I was working with a 45 year old divorced business owner (and single parent with mostly grown children) who is getting back into the dating world after a recent bad break up. She had some trepidation about having to deal with rejection. I reminded her that, “You are a business owner. Don’t you deal with rejection all the time? How is it when someone doesn’t buy your service?” She answered, “Either the person is not ready to make the investment or it’s not the right fit for this potential client.” I challenged her to relate this mindset back to her dating.
Resilient people forgive themselves for making poor choices. They understand that they did the best they could to make the right decision about a past long term relationship or marriage. They understand they are now older and wiser. I also tell myself, “I won’t make that mistake again. However, I most likely will make some new mistakes!” It’s about having kindness and compassion for yourself.
Resilient people understand you can’t change the past and you only have the present and the future ahead of you to make better choices for yourself. Once you learn the lessons from your past choices, then dwelling on your past relationship failures does not serve you.
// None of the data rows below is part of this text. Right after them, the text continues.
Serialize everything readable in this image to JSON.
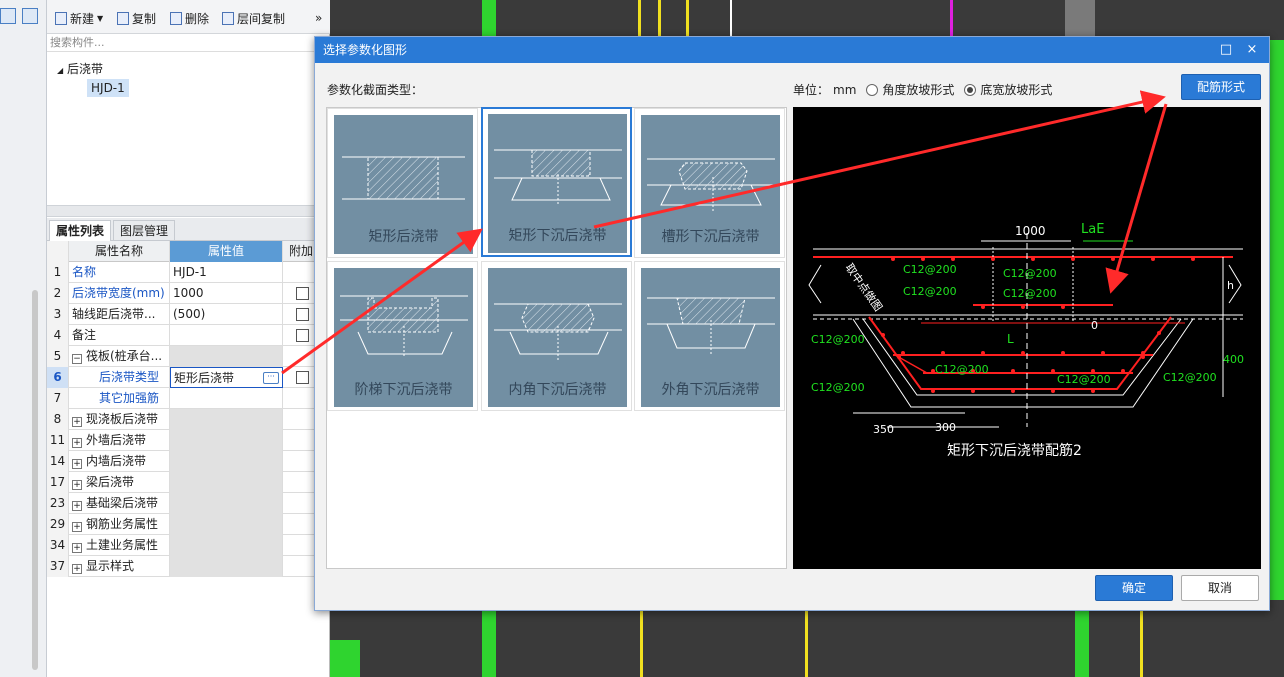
{
  "toolbar": {
    "new_label": "新建",
    "copy_label": "复制",
    "delete_label": "删除",
    "floor_copy_label": "层间复制",
    "more_glyph": "»"
  },
  "search": {
    "placeholder": "搜索构件..."
  },
  "tree": {
    "root_label": "后浇带",
    "child_label": "HJD-1"
  },
  "prop_tabs": [
    "属性列表",
    "图层管理"
  ],
  "prop_table": {
    "headers": {
      "name": "属性名称",
      "value": "属性值",
      "add": "附加"
    },
    "rows": [
      {
        "num": "1",
        "name": "名称",
        "value": "HJD-1"
      },
      {
        "num": "2",
        "name": "后浇带宽度(mm)",
        "value": "1000"
      },
      {
        "num": "3",
        "name": "轴线距后浇带...",
        "value": "(500)"
      },
      {
        "num": "4",
        "name": "备注",
        "value": ""
      },
      {
        "num": "5",
        "name": "筏板(桩承台...",
        "value": ""
      },
      {
        "num": "6",
        "name": "后浇带类型",
        "value": "矩形后浇带"
      },
      {
        "num": "7",
        "name": "其它加强筋",
        "value": ""
      },
      {
        "num": "8",
        "name": "现浇板后浇带",
        "value": ""
      },
      {
        "num": "11",
        "name": "外墙后浇带",
        "value": ""
      },
      {
        "num": "14",
        "name": "内墙后浇带",
        "value": ""
      },
      {
        "num": "17",
        "name": "梁后浇带",
        "value": ""
      },
      {
        "num": "23",
        "name": "基础梁后浇带",
        "value": ""
      },
      {
        "num": "29",
        "name": "钢筋业务属性",
        "value": ""
      },
      {
        "num": "34",
        "name": "土建业务属性",
        "value": ""
      },
      {
        "num": "37",
        "name": "显示样式",
        "value": ""
      }
    ],
    "ellipsis": "···"
  },
  "dialog": {
    "title": "选择参数化图形",
    "maximize_glyph": "□",
    "close_glyph": "×",
    "section_label": "参数化截面类型：",
    "unit_label": "单位：",
    "unit_value": "mm",
    "radio_angle": "角度放坡形式",
    "radio_width": "底宽放坡形式",
    "rebar_button": "配筋形式",
    "ok_button": "确定",
    "cancel_button": "取消",
    "shapes": [
      {
        "label": "矩形后浇带"
      },
      {
        "label": "矩形下沉后浇带"
      },
      {
        "label": "槽形下沉后浇带"
      },
      {
        "label": "阶梯下沉后浇带"
      },
      {
        "label": "内角下沉后浇带"
      },
      {
        "label": "外角下沉后浇带"
      }
    ],
    "preview": {
      "caption": "矩形下沉后浇带配筋2",
      "dim_1000": "1000",
      "dim_lae": "LaE",
      "rebar": "C12@200",
      "label_l": "L",
      "label_0": "0",
      "label_h": "h",
      "label_400": "400",
      "label_350": "350",
      "label_300": "300",
      "slope_note": "取中点做图"
    }
  },
  "colors": {
    "accent": "#2a7ad6",
    "header_blue": "#5b9bd5",
    "thumb_bg": "#728fa3",
    "arrow": "#ff2a2a",
    "cad_red": "#ff2020",
    "cad_green": "#20e020"
  }
}
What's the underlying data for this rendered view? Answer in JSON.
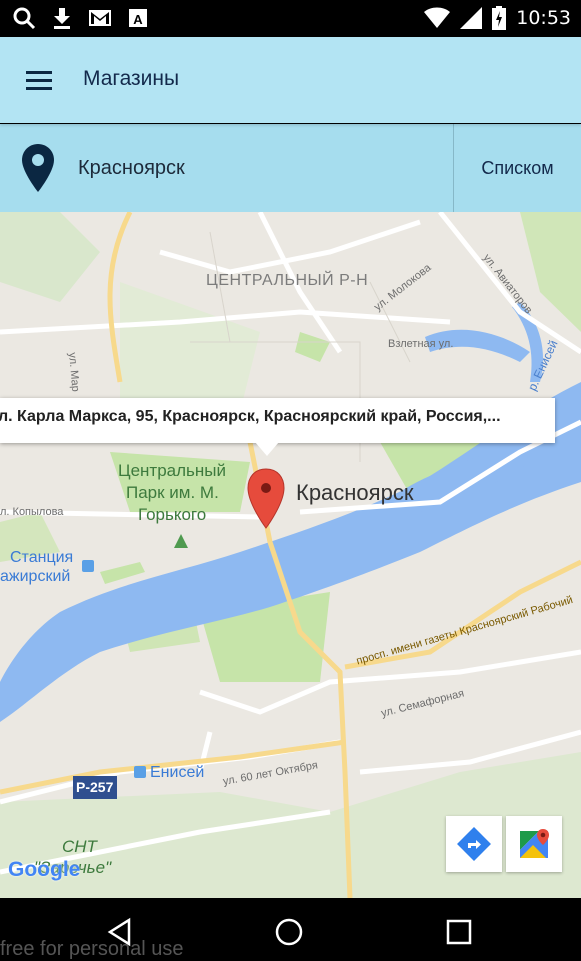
{
  "statusbar": {
    "time": "10:53",
    "icons": [
      "search-icon",
      "download-icon",
      "gmail-icon",
      "book-icon",
      "wifi-icon",
      "signal-icon",
      "battery-icon"
    ]
  },
  "appbar": {
    "title": "Магазины",
    "menu_icon": "hamburger-menu-icon"
  },
  "location": {
    "city": "Красноярск",
    "list_button": "Списком",
    "pin_icon": "location-pin-icon"
  },
  "map": {
    "district": "ЦЕНТРАЛЬНЫЙ Р-Н",
    "street_molokova": "ул. Молокова",
    "street_aviatorov": "ул. Авиаторов",
    "street_vzletnaya": "Взлетная ул.",
    "river_enisey": "р. Енисей",
    "street_markova": "ул. Мар",
    "park": [
      "Центральный",
      "Парк им. М.",
      "Горького"
    ],
    "city_label": "Красноярск",
    "street_kopylova": "л. Копылова",
    "station": [
      "Станция",
      "ажирский"
    ],
    "prospect": "просп. имени газеты Красноярский Рабочий",
    "street_semafornaya": "ул. Семафорная",
    "station_enisey": "Енисей",
    "street_60let": "ул. 60 лет Октября",
    "route": "Р-257",
    "snt": [
      "СНТ",
      "\"Заречье\""
    ],
    "google": "Google"
  },
  "infowindow": {
    "address": "л. Карла Маркса, 95, Красноярск, Красноярский край, Россия,..."
  },
  "map_buttons": {
    "directions_icon": "directions-icon",
    "maps_icon": "google-maps-icon"
  },
  "navbar": {
    "icons": [
      "back-icon",
      "home-icon",
      "recents-icon"
    ]
  },
  "watermark": "free for personal use",
  "colors": {
    "appbar": "#b3e4f3",
    "locbar": "#a6ddee",
    "water": "#8eb9f1",
    "park": "#c6e4a9",
    "marker": "#e64b3c"
  }
}
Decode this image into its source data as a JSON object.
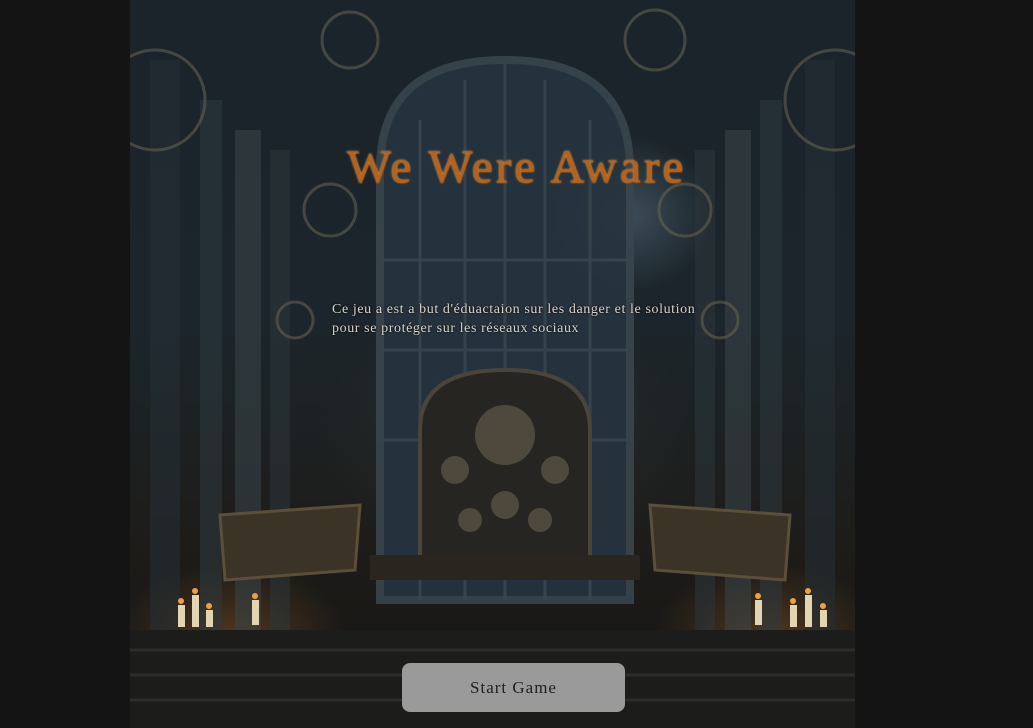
{
  "game": {
    "title": "We Were Aware",
    "description": "Ce jeu a est a but d'éduactaion sur les danger et le solution pour se protéger sur les réseaux sociaux",
    "start_button_label": "Start Game"
  },
  "background": {
    "scene": "steampunk-machine-room-illustration",
    "accent_color": "#b3631f"
  }
}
Time is too precious. They are ready to take action that will move them forward to find a mate.
Many of my clients who I would categorize as resilient see no choice other than to continue on their quest to find their mate. They do face disappointment and get frustrated like everyone. However, they do learn how to adjust their search in order to better their chances to connect with the right one. They change some aspect of their dating process or their life until they can find that special person with which to have a loving, fulfilling relationship that they truly desire.
I have clients who have worked with me for over a year. They are improving their lives, continue to be interested in learning and also are creating opportunities to attract the right people into their lives. They have had relationships that were close and not quite the right ones. And yet, they continue to persist in their quest to find a mate.
How can you know if you are resilient? Think about your past relationship history. When you break up with someone, how long does it take you to get back out there to start meeting someone new? Are you still pining away for some past boyfriend or girlfriend that clearly is not there for you?
I suggest you look at the past relationship and write down all the qualities of this past partner that really worked for you. Then you write down another list of what did not work for you in the relationship or what makes that relationship an impossible fit. Are there differences that cannot be resolved? Are there internal or external roadblocks that have gotten in the way? Were their personal boundaries that were crossed that you can’t tolerate (i.e. lying or cheating)? Was it a bad timing issue? Then, at the bottom of the page I suggest you write in bold letters, “Time to move on!”
Keep that sheet handy for when you start looking backwards and not forwards to remind yourself why that relationship just can’t be. And then, resolve to take some positive actions to get out there and meet some new people to date who are a better fit for you in the long run. And last, as a resilient person, you have the belief that the right person is out there for you to meet that will be just who you were looking for.
What is your experience with bouncing back after a break up? This curious coach would like to know! Please leave a comment below.
PS. If you want to learn some of my strategies and tips for Motivated to Marry dating, go to www.motivatedtomarry.com and grab my FREE 7 Day E-Course to find true love!